According to network rules that regulate British TV, sex scenes are kept off the airwaves until after nine PM in order to protect children from their influence. The results of a recent study conducted by researchers by the University of Liverpool are now prompting calls for similar restrictions on food advertisements.
Children between the ages of six and thirteen were shown ten advertisements for junk food. After watching the ads, the children were provided with a questionnaire in which they were asked to choose between three food options. The options were described as “high fat, high carbohydrate”, “high protein,” and “low energy.” The high protein options included items like roast chicken. The low energy options included items like salad.
After answering the questions, the children were then shown a series of ten advertisements for toys and presented with a similar questionnaire.

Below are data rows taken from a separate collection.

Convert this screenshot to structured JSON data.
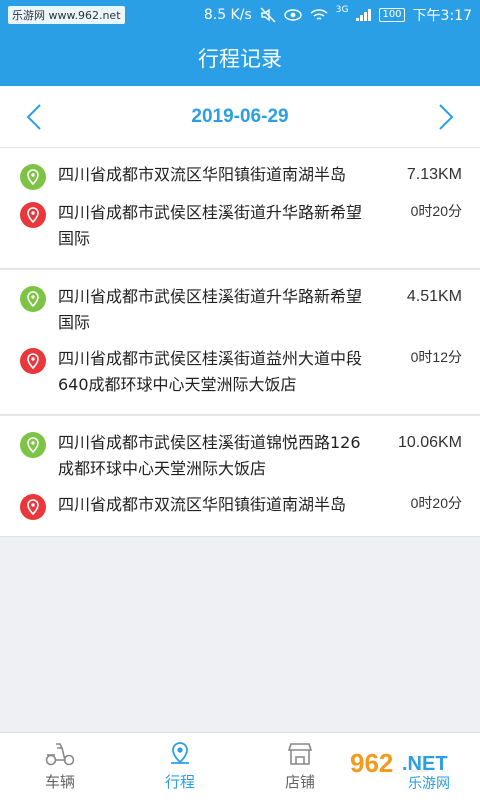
{
  "statusbar": {
    "watermark": "乐游网 www.962.net",
    "network_speed": "8.5 K/s",
    "network_type": "3G",
    "battery": "100",
    "time": "下午3:17"
  },
  "header": {
    "title": "行程记录"
  },
  "datebar": {
    "date": "2019-06-29"
  },
  "trips": [
    {
      "start": "四川省成都市双流区华阳镇街道南湖半岛",
      "end": "四川省成都市武侯区桂溪街道升华路新希望国际",
      "distance": "7.13KM",
      "duration": "0时20分"
    },
    {
      "start": "四川省成都市武侯区桂溪街道升华路新希望国际",
      "end": "四川省成都市武侯区桂溪街道益州大道中段640成都环球中心天堂洲际大饭店",
      "distance": "4.51KM",
      "duration": "0时12分"
    },
    {
      "start": "四川省成都市武侯区桂溪街道锦悦西路126成都环球中心天堂洲际大饭店",
      "end": "四川省成都市双流区华阳镇街道南湖半岛",
      "distance": "10.06KM",
      "duration": "0时20分"
    }
  ],
  "tabbar": {
    "tabs": [
      {
        "label": "车辆",
        "icon": "scooter-icon"
      },
      {
        "label": "行程",
        "icon": "location-pin-icon"
      },
      {
        "label": "店铺",
        "icon": "store-icon"
      },
      {
        "label": "",
        "icon": "menu-icon"
      }
    ],
    "active_index": 1
  },
  "watermark_bottom": "962.NET 乐游网",
  "colors": {
    "primary": "#2a9fe6",
    "start_pin": "#7dc346",
    "end_pin": "#e8383b"
  }
}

The results of the study suggest that children exposed to unhealthy food ads (as opposed to toy ads) are far more likely to show unhealthy eating preferences. These effects were especially pronounced among study subjects who typically watched more than 21 hours of TV per week.
As they made these unhealthy selections, the children did not discriminate based on brand. According to lead researcher Dr. Emma Boyland, this was one of the most worrisome results of the survey.
“The unhealthy options we gave them after the adverts were not the same as those which were featured in the adverts,” said Boyland. “This suggests that children are encouraged to eat bad food in general, which is worse.”
Existing network rules already outlaw junk food advertising on dedicated children’s channels and on programs directly targeted to children under the age of nine. The findings of this study are now leading scientists like Boyland to push for new restrictions that would keep junk food ads limited until a watershed of nine PM.
Like the U.S., Britain is facing what many describe as an obesity epidemic. According the British Department of Health, almost one in ten six year olds and fifteen percent of fifteen year olds in England are currently classified as obese.
“We really need to be careful about when these adverts are being shown,” says Boyland. “A watershed for junk food adverts would ensure that they are banned from not just children’s programs during the day but programs shown at night where families view them together. Parents also need to limit their children’s screen time and talk to them about the motives behind advertising.”